we’re mostly women of a certain age inquires of the teacher
whether she should internally or externally rotate
her inner thigh.
And I think: what a degree of unprecedented freedom
is expressed in that query.
The same few women ask questions
about internal rotation or using props to alleviate compression
in the neck while upside down in a headstand.
I never ask questions. I do not like to draw attention to myself.
I am content to listen and do.
And anyway the minutiae of muscle rotation eludes me.
What I always think when these questions are posited is
the ease of a life that thinks to wonder how to direct a solitary muscle.

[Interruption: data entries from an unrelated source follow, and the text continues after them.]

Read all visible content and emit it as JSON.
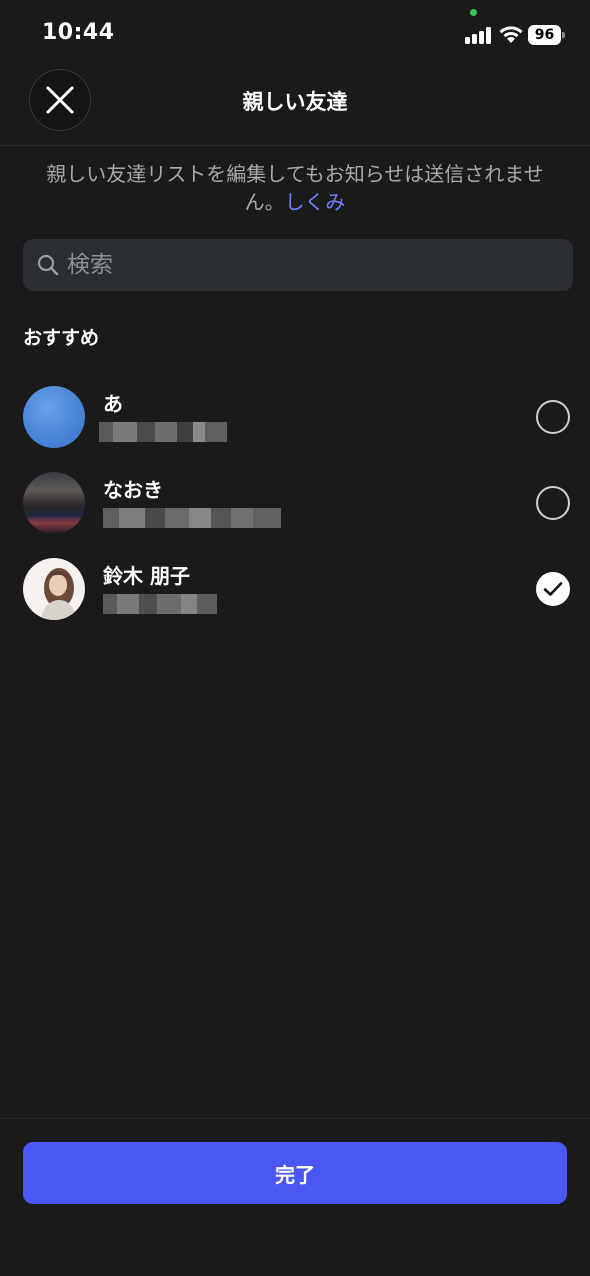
{
  "status_bar": {
    "time": "10:44",
    "battery": "96",
    "icons": [
      "cellular-signal-icon",
      "wifi-icon",
      "battery-icon"
    ]
  },
  "header": {
    "title": "親しい友達",
    "close_icon": "close-icon"
  },
  "description": {
    "text": "親しい友達リストを編集してもお知らせは送信されません。",
    "link": "しくみ"
  },
  "search": {
    "placeholder": "検索",
    "value": "",
    "icon": "search-icon"
  },
  "section": {
    "title": "おすすめ"
  },
  "contacts": [
    {
      "name": "あ",
      "selected": false,
      "avatar": "blue-sky-photo"
    },
    {
      "name": "なおき",
      "selected": false,
      "avatar": "night-city-photo"
    },
    {
      "name": "鈴木 朋子",
      "selected": true,
      "avatar": "woman-portrait-photo"
    }
  ],
  "footer": {
    "done_label": "完了"
  },
  "colors": {
    "background": "#1a1a1a",
    "accent": "#4a57f5",
    "link": "#6f80ff",
    "secondary_text": "#a8a8a8",
    "search_bg": "#2a2d31"
  }
}
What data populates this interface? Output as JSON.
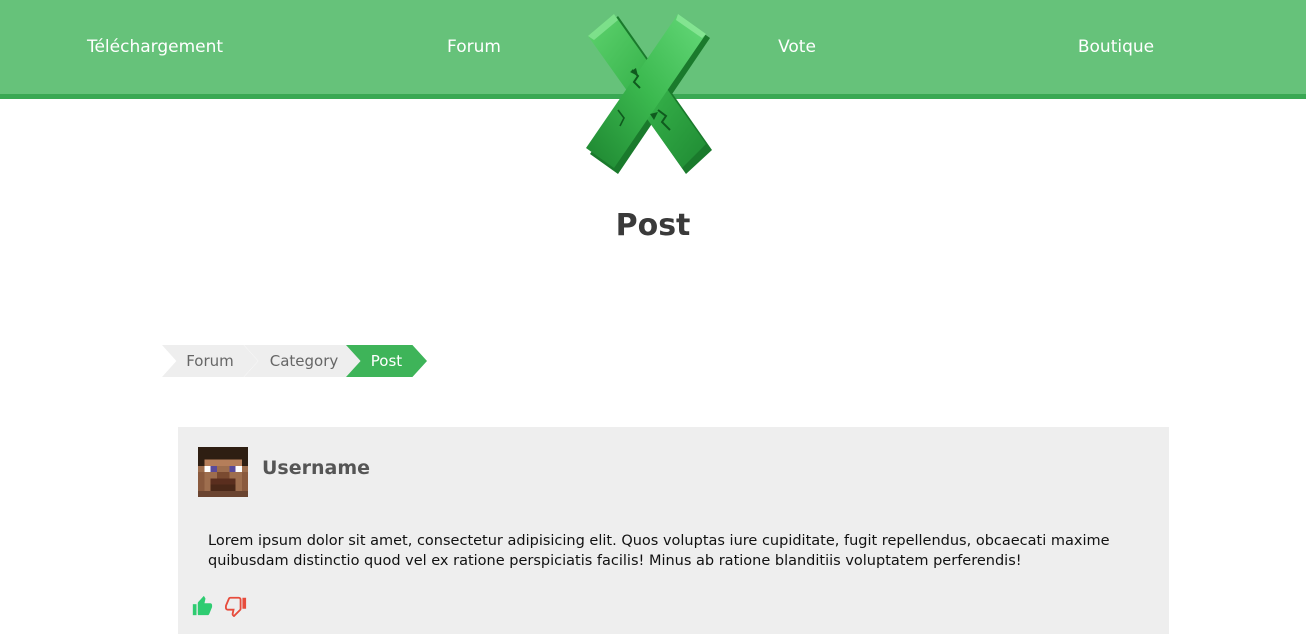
{
  "nav": {
    "items": [
      {
        "label": "Téléchargement"
      },
      {
        "label": "Forum"
      },
      {
        "label": "Vote"
      },
      {
        "label": "Boutique"
      }
    ],
    "colors": {
      "background": "#66c27a",
      "border": "#3aa853"
    }
  },
  "logo": {
    "icon": "green-x-logo-icon"
  },
  "page": {
    "title": "Post"
  },
  "breadcrumb": {
    "items": [
      {
        "label": "Forum"
      },
      {
        "label": "Category"
      },
      {
        "label": "Post"
      }
    ],
    "active_color": "#3eb459"
  },
  "post": {
    "username": "Username",
    "avatar_icon": "player-head-avatar-icon",
    "body": "Lorem ipsum dolor sit amet, consectetur adipisicing elit. Quos voluptas iure cupiditate, fugit repellendus, obcaecati maxime quibusdam distinctio quod vel ex ratione perspiciatis facilis! Minus ab ratione blanditiis voluptatem perferendis!",
    "like_icon": "thumbs-up-icon",
    "dislike_icon": "thumbs-down-icon",
    "like_color": "#2ecc71",
    "dislike_color": "#e74c3c"
  }
}
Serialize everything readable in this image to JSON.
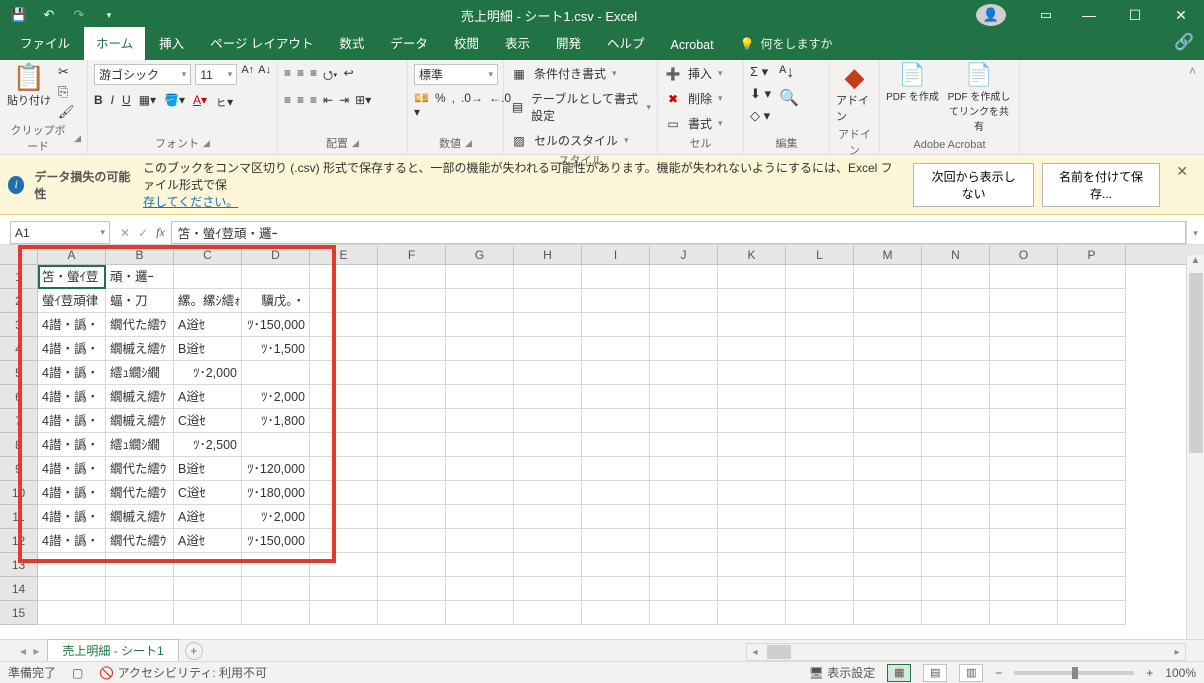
{
  "titlebar": {
    "title": "売上明細 - シート1.csv - Excel"
  },
  "ribbon_tabs": {
    "file": "ファイル",
    "home": "ホーム",
    "insert": "挿入",
    "page_layout": "ページ レイアウト",
    "formulas": "数式",
    "data": "データ",
    "review": "校閲",
    "view": "表示",
    "developer": "開発",
    "help": "ヘルプ",
    "acrobat": "Acrobat",
    "tell_me": "何をしますか"
  },
  "ribbon": {
    "clipboard": {
      "label": "クリップボード",
      "paste": "貼り付け"
    },
    "font": {
      "label": "フォント",
      "name": "游ゴシック",
      "size": "11"
    },
    "alignment": {
      "label": "配置"
    },
    "number": {
      "label": "数値",
      "format": "標準"
    },
    "styles": {
      "label": "スタイル",
      "conditional": "条件付き書式",
      "table": "テーブルとして書式設定",
      "cell": "セルのスタイル"
    },
    "cells": {
      "label": "セル",
      "insert": "挿入",
      "delete": "削除",
      "format": "書式"
    },
    "editing": {
      "label": "編集"
    },
    "addins": {
      "label": "アドイン",
      "addin": "アドイン"
    },
    "acrobat": {
      "label": "Adobe Acrobat",
      "create": "PDF を作成",
      "share": "PDF を作成してリンクを共有"
    }
  },
  "msgbar": {
    "title": "データ損失の可能性",
    "body1": "このブックをコンマ区切り (.csv) 形式で保存すると、一部の機能が失われる可能性があります。機能が失われないようにするには、Excel ファイル形式で保",
    "link": "存してください。",
    "btn1": "次回から表示しない",
    "btn2": "名前を付けて保存..."
  },
  "namebox": "A1",
  "formula": "笘・螢ｲ荳頑・邏ｰ",
  "columns": [
    "A",
    "B",
    "C",
    "D",
    "E",
    "F",
    "G",
    "H",
    "I",
    "J",
    "K",
    "L",
    "M",
    "N",
    "O",
    "P"
  ],
  "rows": [
    {
      "n": "1",
      "cells": [
        "笘・螢ｲ荳",
        "頑・邏ｰ",
        "",
        ""
      ]
    },
    {
      "n": "2",
      "cells": [
        "螢ｲ荳頑律",
        "蝠・刀",
        "縲。縲ｼ繧ｫ",
        "驥戊｡・"
      ]
    },
    {
      "n": "3",
      "cells": [
        "4譛・譌・",
        "繝代た繧ｳ",
        "A逧ｾ",
        "ﾂ･150,000"
      ]
    },
    {
      "n": "4",
      "cells": [
        "4譛・譌・",
        "繝槭え繧ｹ",
        "B逧ｾ",
        "ﾂ･1,500"
      ]
    },
    {
      "n": "5",
      "cells": [
        "4譛・譌・",
        "繧ｭ繝ｼ繝",
        "ﾂ･2,000",
        ""
      ]
    },
    {
      "n": "6",
      "cells": [
        "4譛・譌・",
        "繝槭え繧ｹ",
        "A逧ｾ",
        "ﾂ･2,000"
      ]
    },
    {
      "n": "7",
      "cells": [
        "4譛・譌・",
        "繝槭え繧ｹ",
        "C逧ｾ",
        "ﾂ･1,800"
      ]
    },
    {
      "n": "8",
      "cells": [
        "4譛・譌・",
        "繧ｭ繝ｼ繝",
        "ﾂ･2,500",
        ""
      ]
    },
    {
      "n": "9",
      "cells": [
        "4譛・譌・",
        "繝代た繧ｳ",
        "B逧ｾ",
        "ﾂ･120,000"
      ]
    },
    {
      "n": "10",
      "cells": [
        "4譛・譌・",
        "繝代た繧ｳ",
        "C逧ｾ",
        "ﾂ･180,000"
      ]
    },
    {
      "n": "11",
      "cells": [
        "4譛・譌・",
        "繝槭え繧ｹ",
        "A逧ｾ",
        "ﾂ･2,000"
      ]
    },
    {
      "n": "12",
      "cells": [
        "4譛・譌・",
        "繝代た繧ｳ",
        "A逧ｾ",
        "ﾂ･150,000"
      ]
    },
    {
      "n": "13",
      "cells": [
        "",
        "",
        "",
        ""
      ]
    },
    {
      "n": "14",
      "cells": [
        "",
        "",
        "",
        ""
      ]
    },
    {
      "n": "15",
      "cells": [
        "",
        "",
        "",
        ""
      ]
    }
  ],
  "sheet_tab": "売上明細 - シート1",
  "status": {
    "ready": "準備完了",
    "acc": "アクセシビリティ: 利用不可",
    "display": "表示設定",
    "zoom": "100%"
  }
}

I do not forget that this same woman guided her mother through the arduous journey
to death from cancer. Her suffering, along with her mother’s, was exquisite.
Maybe it’s a distraction for her to conjecture about isolating a muscle
and turning it one way and then another. Maybe it’s a way to circumnavigate grief.
During these moments of muscular instruction I drift off
to the migrants in the vineyards that surround us how far away
from home they journeyed and how little freedom they have to ask any questions at all.
They take instruction and they do it.
There’s little I can do about their plight or the plight of my yoga friends
or my own potential plights other than be kind to them when I take a shortcut through the meticulous rows of wine grapes on my way to my comfortable home.
OctPoWriMo – Day 6. Prompt is freedom or life changes. Morgan suggested we count syllables like in a haiku but I opted to go another route. I write a lot of tanka and some haiku on Twitter where syllables, or at least line length, matter. Hence my desire to branch out.
Anyway…. thanks for reading!